* _TASK_:
Could you say how many lines in the records include "state"? Please give the number by itself.

:::::

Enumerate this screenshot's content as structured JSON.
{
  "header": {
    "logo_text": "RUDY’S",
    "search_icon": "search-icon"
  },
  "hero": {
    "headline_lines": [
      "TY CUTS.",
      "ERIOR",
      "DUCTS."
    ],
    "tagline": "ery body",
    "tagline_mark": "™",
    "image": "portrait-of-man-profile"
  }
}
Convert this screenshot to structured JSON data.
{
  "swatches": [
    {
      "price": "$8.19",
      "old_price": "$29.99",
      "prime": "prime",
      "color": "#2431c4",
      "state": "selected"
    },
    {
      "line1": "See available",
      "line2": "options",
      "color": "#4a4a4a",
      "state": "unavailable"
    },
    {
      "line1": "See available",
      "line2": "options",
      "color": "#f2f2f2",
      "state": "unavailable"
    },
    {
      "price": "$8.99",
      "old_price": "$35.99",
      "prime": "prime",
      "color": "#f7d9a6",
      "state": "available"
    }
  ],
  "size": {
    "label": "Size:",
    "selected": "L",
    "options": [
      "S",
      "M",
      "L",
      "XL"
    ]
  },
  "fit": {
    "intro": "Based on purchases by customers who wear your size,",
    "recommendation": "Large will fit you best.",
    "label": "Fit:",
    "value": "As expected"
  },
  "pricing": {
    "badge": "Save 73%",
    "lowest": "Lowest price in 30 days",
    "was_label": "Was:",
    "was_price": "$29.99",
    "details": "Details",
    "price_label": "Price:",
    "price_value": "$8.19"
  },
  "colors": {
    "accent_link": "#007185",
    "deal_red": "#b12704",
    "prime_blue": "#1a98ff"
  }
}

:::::

* _TASK ANSWER_:
4